**RECORDS PROVIDED:**
----

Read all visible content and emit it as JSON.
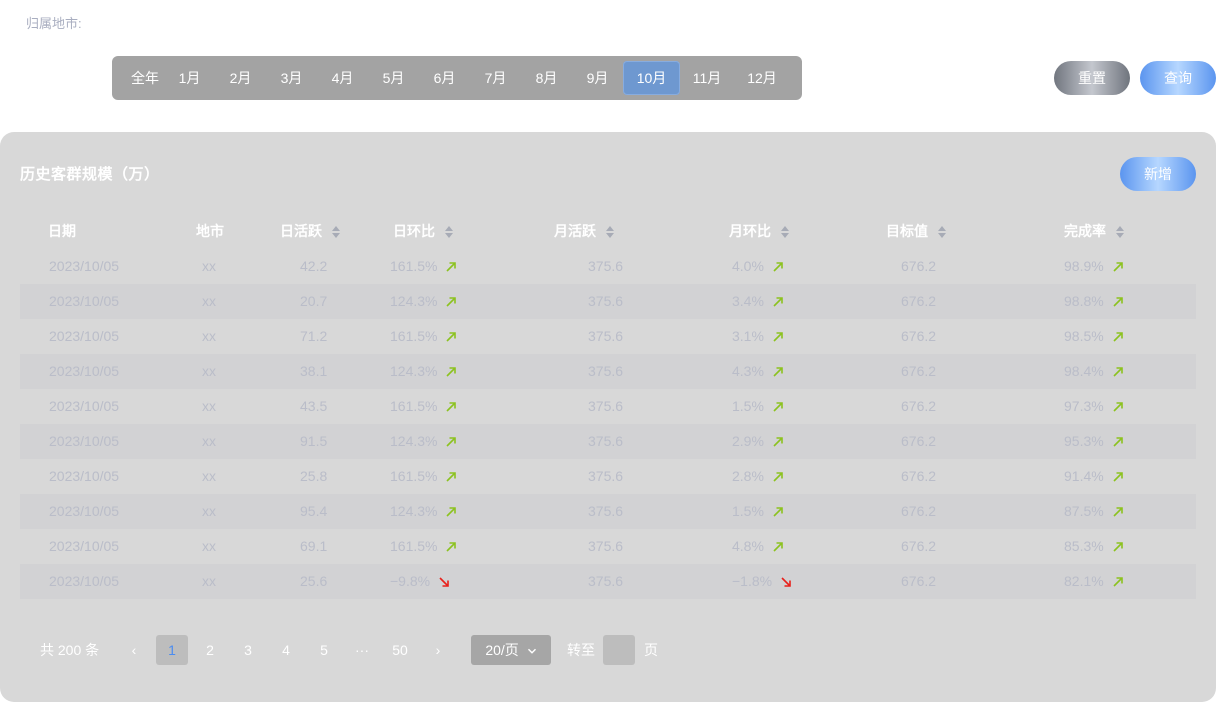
{
  "filter": {
    "label": "归属地市:"
  },
  "months": [
    "全年",
    "1月",
    "2月",
    "3月",
    "4月",
    "5月",
    "6月",
    "7月",
    "8月",
    "9月",
    "10月",
    "11月",
    "12月"
  ],
  "active_month": "10月",
  "actions": {
    "reset_label": "重置",
    "query_label": "查询"
  },
  "panel": {
    "title": "历史客群规模（万）",
    "add_label": "新增"
  },
  "table": {
    "headers": [
      "日期",
      "地市",
      "日活跃",
      "日环比",
      "月活跃",
      "月环比",
      "目标值",
      "完成率"
    ],
    "rows": [
      {
        "date": "2023/10/05",
        "city": "xx",
        "dau": "42.2",
        "dau_change": "161.5%",
        "dau_trend": "up",
        "mau": "375.6",
        "mau_change": "4.0%",
        "mau_trend": "up",
        "target": "676.2",
        "rate": "98.9%",
        "rate_trend": "up"
      },
      {
        "date": "2023/10/05",
        "city": "xx",
        "dau": "20.7",
        "dau_change": "124.3%",
        "dau_trend": "up",
        "mau": "375.6",
        "mau_change": "3.4%",
        "mau_trend": "up",
        "target": "676.2",
        "rate": "98.8%",
        "rate_trend": "up"
      },
      {
        "date": "2023/10/05",
        "city": "xx",
        "dau": "71.2",
        "dau_change": "161.5%",
        "dau_trend": "up",
        "mau": "375.6",
        "mau_change": "3.1%",
        "mau_trend": "up",
        "target": "676.2",
        "rate": "98.5%",
        "rate_trend": "up"
      },
      {
        "date": "2023/10/05",
        "city": "xx",
        "dau": "38.1",
        "dau_change": "124.3%",
        "dau_trend": "up",
        "mau": "375.6",
        "mau_change": "4.3%",
        "mau_trend": "up",
        "target": "676.2",
        "rate": "98.4%",
        "rate_trend": "up"
      },
      {
        "date": "2023/10/05",
        "city": "xx",
        "dau": "43.5",
        "dau_change": "161.5%",
        "dau_trend": "up",
        "mau": "375.6",
        "mau_change": "1.5%",
        "mau_trend": "up",
        "target": "676.2",
        "rate": "97.3%",
        "rate_trend": "up"
      },
      {
        "date": "2023/10/05",
        "city": "xx",
        "dau": "91.5",
        "dau_change": "124.3%",
        "dau_trend": "up",
        "mau": "375.6",
        "mau_change": "2.9%",
        "mau_trend": "up",
        "target": "676.2",
        "rate": "95.3%",
        "rate_trend": "up"
      },
      {
        "date": "2023/10/05",
        "city": "xx",
        "dau": "25.8",
        "dau_change": "161.5%",
        "dau_trend": "up",
        "mau": "375.6",
        "mau_change": "2.8%",
        "mau_trend": "up",
        "target": "676.2",
        "rate": "91.4%",
        "rate_trend": "up"
      },
      {
        "date": "2023/10/05",
        "city": "xx",
        "dau": "95.4",
        "dau_change": "124.3%",
        "dau_trend": "up",
        "mau": "375.6",
        "mau_change": "1.5%",
        "mau_trend": "up",
        "target": "676.2",
        "rate": "87.5%",
        "rate_trend": "up"
      },
      {
        "date": "2023/10/05",
        "city": "xx",
        "dau": "69.1",
        "dau_change": "161.5%",
        "dau_trend": "up",
        "mau": "375.6",
        "mau_change": "4.8%",
        "mau_trend": "up",
        "target": "676.2",
        "rate": "85.3%",
        "rate_trend": "up"
      },
      {
        "date": "2023/10/05",
        "city": "xx",
        "dau": "25.6",
        "dau_change": "−9.8%",
        "dau_trend": "down",
        "mau": "375.6",
        "mau_change": "−1.8%",
        "mau_trend": "down",
        "target": "676.2",
        "rate": "82.1%",
        "rate_trend": "up"
      }
    ]
  },
  "trend_colors": {
    "up": "#8cc21f",
    "down": "#e8201b"
  },
  "pagination": {
    "total_prefix": "共",
    "total": "200",
    "total_suffix": "条",
    "prev_icon": "‹",
    "pages": [
      "1",
      "2",
      "3",
      "4",
      "5"
    ],
    "ellipsis": "···",
    "last_page": "50",
    "next_icon": "›",
    "active_page": "1",
    "page_size": "20/页",
    "jump_label": "转至",
    "jump_value": "",
    "page_suffix": "页"
  }
}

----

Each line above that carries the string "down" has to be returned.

**RESPONSE:**
        "dau_trend": "down",
        "mau_trend": "down",
    "down": "#e8201b"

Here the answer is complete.